  8. Professional Satisfaction with EOL care:
    56% of respondents reported that EOL care was fulfilling and 9% reported that it was frustrating.
    More training in EOL care was associated with higher levels of satisfaction.
  9. Interest in additional training:
    42% were interested in additional training for themselves.
    67% stressed that education for the public on end of life issues was very important.
  10. Most surveyed physicians (66%) supported Physician Orders for Life Sustaining Treatment (POLST), which is transportable medical orders for terminally ill patients in the last year of life. POLST are used to document patient wishes and apply to all settings. 76% of respondents want more education about POLST and 58% believed they would use it in practice.
  11. Medical Aid in Dying. These laws, which have been passed in Oregon, Vermont, Montana, Washington, Colorado and California, allow terminally ill patients who are residents of the State, to make two oral and one written request to a physician to prescribe a medication, which the patient self-administers. Physician participation is voluntary and liability protection is provided. 53% of respondents were in support (33% strongly in support), while 27% were opposed (9% strongly). There were robust comments on both sides of the issue.

While a majority of physicians surveyed reported comfort with care of patients near EOL, over 40% were interested in further education – especially in pain management and palliative care.

This survey showed clear benefits of education: those with more education in EOL care were more likely to view patients as receptive to EOL conversations, make greater use of palliative care consultants, saw fewer barriers to referral, and reported higher levels of professional satisfaction.

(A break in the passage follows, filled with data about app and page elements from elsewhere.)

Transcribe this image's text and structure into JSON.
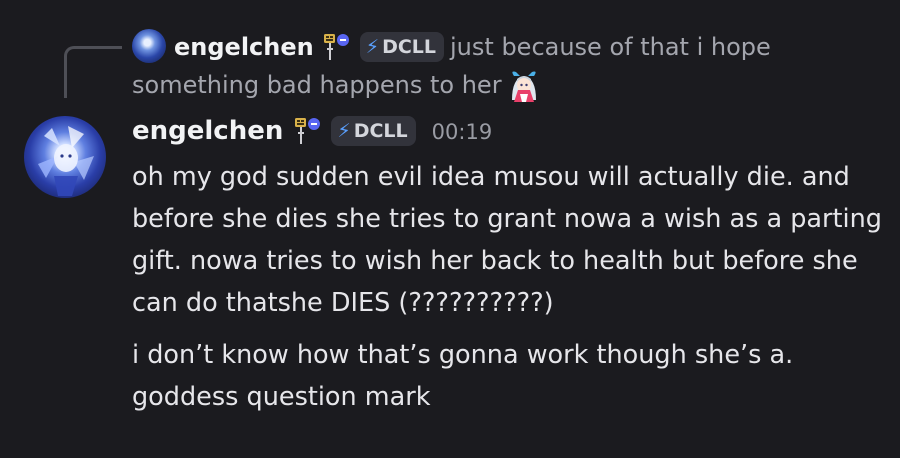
{
  "reply": {
    "username": "engelchen",
    "tag": "DCLL",
    "text": "just because of that i hope something bad happens to her"
  },
  "message": {
    "username": "engelchen",
    "tag": "DCLL",
    "timestamp": "00:19",
    "paragraphs": [
      "oh my god sudden evil idea musou will actually die. and before she dies she tries to grant nowa a wish as a parting gift. nowa tries to wish her back to health but before she can do thatshe DIES (??????????)",
      "i don’t know how that’s gonna work though she’s a. goddess question mark"
    ]
  },
  "icons": {
    "tag_icon": "lightning-bolt-icon",
    "role_icon": "traffic-sign-icon",
    "reply_emoji": "anime-girl-emoji"
  },
  "colors": {
    "background": "#1b1b1f",
    "username": "#f2f3f5",
    "message_text": "#e6e6ea",
    "reply_text": "#a4a6ae",
    "timestamp": "#9a9ca4",
    "tag_bg": "#32333b",
    "bolt": "#5aa0ff"
  }
}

Professional and Public Education on EOL is now available in Arizona.
Excellent training modules have been developed for physicians on how to have EOL conversations. Besides CME for practitioners, training in EOL care should be addressed formally in Residency training for all physicians, who are likely to encounter patients near the end of life.

One of these programs, developed by Ariadne Labs, is being launched in Arizona under a grant from the Lovell Foundation to the Arizona Hospital and Healthcare Association (AzHHA). A two-hour training module uses role play to teach participants how to provide information sensitively and to manage the emotional responses of patients. It has been proven effective. For further information about training for providers contact Karen Beckford at AzHHA, kbeckford@azhha.org.

Most physicians in the survey saw public education on EOL as vitally important to help patients feel informed and empowered regarding end of life wishes. Free tools are available online to enable patients to start conversations with loved ones. Public education is also beginning to occur around Arizona under the Lovell Grant to AzHHA. To find out about public education or to volunteer to assist in your area, contact Karen Beckford at AzHHA, kbeckford@azhha.org.

A complete survey report will be published in the next few months. We will be authoring a series of articles on related topics in this publication and other Arizona medical society publications. We look forward to continuing the conversation.

Dr. Fischler is a pediatrician from Scottsdale who chairs the ArMA/ AOMA Joint Task Force on End of Life Care. Dr. Fagan is an internist from Tucson that led the survey committee of the Task Force and serves on the Board of ArMA.

Resources:

  1. Lakin, et al. Health Affairs. 2017, 36:1258-1264
  2. www.conversationproject.com
1 Comment
  1. Bob Beauchamp 6 months ago
    Reply

    I find it interesting that two fellows pediatricians, both of whom I admire, were the primary authors of this report. It is important work. Thank you.

Leave a Comment

Your email address will not be published.

You may also like